__What you should do__
Show all lines of the listing that hold the word "Recomendaciones".

__Data for analysis__
..............................
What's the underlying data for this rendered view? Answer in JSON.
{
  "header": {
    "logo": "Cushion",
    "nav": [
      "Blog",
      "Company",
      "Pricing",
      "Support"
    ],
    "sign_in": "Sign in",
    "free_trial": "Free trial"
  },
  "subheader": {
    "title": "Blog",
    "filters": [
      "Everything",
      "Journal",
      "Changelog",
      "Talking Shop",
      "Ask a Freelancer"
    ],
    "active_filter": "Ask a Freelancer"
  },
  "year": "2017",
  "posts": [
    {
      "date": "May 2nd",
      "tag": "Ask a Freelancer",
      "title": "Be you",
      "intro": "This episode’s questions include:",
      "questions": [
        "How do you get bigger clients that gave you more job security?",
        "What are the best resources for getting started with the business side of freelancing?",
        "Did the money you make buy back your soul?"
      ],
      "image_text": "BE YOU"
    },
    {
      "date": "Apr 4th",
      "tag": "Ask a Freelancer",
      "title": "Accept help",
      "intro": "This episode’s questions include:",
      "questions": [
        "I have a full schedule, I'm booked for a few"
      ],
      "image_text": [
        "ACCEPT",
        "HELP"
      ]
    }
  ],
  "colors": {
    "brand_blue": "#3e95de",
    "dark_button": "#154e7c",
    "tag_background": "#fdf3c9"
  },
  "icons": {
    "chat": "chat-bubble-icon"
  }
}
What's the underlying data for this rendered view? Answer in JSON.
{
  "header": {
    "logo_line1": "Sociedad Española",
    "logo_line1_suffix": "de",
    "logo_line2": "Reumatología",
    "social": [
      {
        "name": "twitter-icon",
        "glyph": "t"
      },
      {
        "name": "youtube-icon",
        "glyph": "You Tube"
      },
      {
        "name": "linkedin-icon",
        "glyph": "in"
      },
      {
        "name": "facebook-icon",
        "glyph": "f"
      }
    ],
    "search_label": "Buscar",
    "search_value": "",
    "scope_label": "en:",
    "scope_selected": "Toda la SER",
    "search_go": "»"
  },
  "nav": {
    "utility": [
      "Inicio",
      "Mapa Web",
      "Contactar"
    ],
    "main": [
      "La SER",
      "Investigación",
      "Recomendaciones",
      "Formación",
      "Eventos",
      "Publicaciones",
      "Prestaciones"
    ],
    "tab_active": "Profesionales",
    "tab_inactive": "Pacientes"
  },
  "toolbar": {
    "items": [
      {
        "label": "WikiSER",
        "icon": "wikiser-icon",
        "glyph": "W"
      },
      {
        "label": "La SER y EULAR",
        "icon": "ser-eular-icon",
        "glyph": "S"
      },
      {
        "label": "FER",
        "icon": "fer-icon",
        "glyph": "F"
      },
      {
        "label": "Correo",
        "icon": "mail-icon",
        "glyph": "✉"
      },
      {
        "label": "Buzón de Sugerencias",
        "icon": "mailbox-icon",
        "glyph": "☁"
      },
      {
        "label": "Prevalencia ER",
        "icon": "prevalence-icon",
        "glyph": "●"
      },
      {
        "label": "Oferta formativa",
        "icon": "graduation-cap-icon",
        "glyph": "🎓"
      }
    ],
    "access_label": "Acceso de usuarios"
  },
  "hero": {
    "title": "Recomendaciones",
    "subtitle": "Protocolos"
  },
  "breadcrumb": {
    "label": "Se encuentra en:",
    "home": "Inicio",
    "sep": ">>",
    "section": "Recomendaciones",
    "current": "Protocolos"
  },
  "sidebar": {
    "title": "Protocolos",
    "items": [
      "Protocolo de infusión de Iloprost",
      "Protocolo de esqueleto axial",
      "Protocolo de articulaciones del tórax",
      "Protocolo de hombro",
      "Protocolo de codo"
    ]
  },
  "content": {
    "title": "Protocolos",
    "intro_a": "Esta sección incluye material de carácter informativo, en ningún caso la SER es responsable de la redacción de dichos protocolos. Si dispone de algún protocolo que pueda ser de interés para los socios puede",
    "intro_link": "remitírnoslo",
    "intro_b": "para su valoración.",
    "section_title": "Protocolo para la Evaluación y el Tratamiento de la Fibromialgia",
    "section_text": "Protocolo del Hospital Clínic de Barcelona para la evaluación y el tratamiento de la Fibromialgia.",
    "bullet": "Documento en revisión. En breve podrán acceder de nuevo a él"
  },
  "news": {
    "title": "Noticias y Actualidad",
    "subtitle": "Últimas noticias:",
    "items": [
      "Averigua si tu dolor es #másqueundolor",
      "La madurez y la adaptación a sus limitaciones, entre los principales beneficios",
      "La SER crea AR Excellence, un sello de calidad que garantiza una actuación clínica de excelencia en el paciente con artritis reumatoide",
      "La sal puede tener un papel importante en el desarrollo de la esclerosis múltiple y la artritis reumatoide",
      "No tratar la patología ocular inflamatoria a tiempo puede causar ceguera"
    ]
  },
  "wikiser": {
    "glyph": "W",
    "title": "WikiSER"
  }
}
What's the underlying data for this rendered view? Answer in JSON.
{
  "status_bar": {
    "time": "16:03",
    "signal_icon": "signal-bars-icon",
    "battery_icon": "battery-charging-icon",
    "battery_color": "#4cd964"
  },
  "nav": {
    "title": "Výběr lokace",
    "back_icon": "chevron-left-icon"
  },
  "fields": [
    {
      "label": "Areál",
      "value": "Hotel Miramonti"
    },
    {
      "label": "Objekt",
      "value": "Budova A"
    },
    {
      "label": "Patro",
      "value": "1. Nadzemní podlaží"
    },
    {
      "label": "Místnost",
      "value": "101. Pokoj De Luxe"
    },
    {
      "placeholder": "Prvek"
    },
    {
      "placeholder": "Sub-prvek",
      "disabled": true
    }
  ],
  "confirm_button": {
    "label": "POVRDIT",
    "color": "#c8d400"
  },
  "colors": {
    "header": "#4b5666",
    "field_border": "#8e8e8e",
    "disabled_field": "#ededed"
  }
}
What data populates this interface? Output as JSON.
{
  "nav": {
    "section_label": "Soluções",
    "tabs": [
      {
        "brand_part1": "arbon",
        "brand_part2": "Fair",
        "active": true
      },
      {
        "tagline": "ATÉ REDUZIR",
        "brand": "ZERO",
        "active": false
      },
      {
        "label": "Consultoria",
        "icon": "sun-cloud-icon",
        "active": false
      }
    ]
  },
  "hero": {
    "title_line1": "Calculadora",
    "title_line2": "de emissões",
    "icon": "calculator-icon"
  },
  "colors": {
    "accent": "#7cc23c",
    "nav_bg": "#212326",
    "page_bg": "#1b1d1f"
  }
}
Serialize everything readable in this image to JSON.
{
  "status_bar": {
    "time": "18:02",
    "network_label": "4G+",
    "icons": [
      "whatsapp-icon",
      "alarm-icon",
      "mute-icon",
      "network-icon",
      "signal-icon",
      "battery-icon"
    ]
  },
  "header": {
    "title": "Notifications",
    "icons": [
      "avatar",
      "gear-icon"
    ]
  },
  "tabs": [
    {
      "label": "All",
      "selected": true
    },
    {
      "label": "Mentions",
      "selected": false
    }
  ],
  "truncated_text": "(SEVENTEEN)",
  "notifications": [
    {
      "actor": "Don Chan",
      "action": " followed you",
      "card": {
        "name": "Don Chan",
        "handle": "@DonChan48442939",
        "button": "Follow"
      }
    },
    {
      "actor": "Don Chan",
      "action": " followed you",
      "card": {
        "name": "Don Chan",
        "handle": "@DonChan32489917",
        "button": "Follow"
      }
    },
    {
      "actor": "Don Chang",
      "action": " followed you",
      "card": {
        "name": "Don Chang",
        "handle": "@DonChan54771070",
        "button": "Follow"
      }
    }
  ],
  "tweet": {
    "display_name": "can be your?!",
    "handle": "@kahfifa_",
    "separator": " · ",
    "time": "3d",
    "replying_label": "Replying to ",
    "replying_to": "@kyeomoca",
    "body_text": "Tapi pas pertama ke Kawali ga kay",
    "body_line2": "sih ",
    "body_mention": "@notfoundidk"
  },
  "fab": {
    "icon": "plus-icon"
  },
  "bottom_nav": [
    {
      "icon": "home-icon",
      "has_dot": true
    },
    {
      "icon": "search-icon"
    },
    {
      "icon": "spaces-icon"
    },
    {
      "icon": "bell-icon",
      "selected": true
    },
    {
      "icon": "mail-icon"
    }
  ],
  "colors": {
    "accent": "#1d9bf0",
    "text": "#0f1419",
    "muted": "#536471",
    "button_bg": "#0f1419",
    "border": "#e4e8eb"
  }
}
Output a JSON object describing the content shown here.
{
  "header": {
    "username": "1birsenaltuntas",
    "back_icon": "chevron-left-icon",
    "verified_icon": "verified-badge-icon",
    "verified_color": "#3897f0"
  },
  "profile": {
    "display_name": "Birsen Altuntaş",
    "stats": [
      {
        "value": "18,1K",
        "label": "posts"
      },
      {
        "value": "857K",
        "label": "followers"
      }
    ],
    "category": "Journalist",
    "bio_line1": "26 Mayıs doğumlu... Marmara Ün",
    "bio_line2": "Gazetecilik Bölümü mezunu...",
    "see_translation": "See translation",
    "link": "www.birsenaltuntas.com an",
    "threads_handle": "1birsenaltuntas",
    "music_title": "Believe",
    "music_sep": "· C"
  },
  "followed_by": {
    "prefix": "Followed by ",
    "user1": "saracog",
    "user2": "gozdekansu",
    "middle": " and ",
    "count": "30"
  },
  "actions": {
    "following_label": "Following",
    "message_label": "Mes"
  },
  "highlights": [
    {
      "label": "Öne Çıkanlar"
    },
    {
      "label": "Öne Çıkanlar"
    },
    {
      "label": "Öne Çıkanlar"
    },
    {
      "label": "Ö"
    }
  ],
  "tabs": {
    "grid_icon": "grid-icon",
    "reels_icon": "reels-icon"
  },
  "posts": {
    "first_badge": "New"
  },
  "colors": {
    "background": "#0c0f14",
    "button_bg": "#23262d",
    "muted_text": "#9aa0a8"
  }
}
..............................
__Answer space__
      "Recomendaciones",
    "title": "Recomendaciones",
    "section": "Recomendaciones",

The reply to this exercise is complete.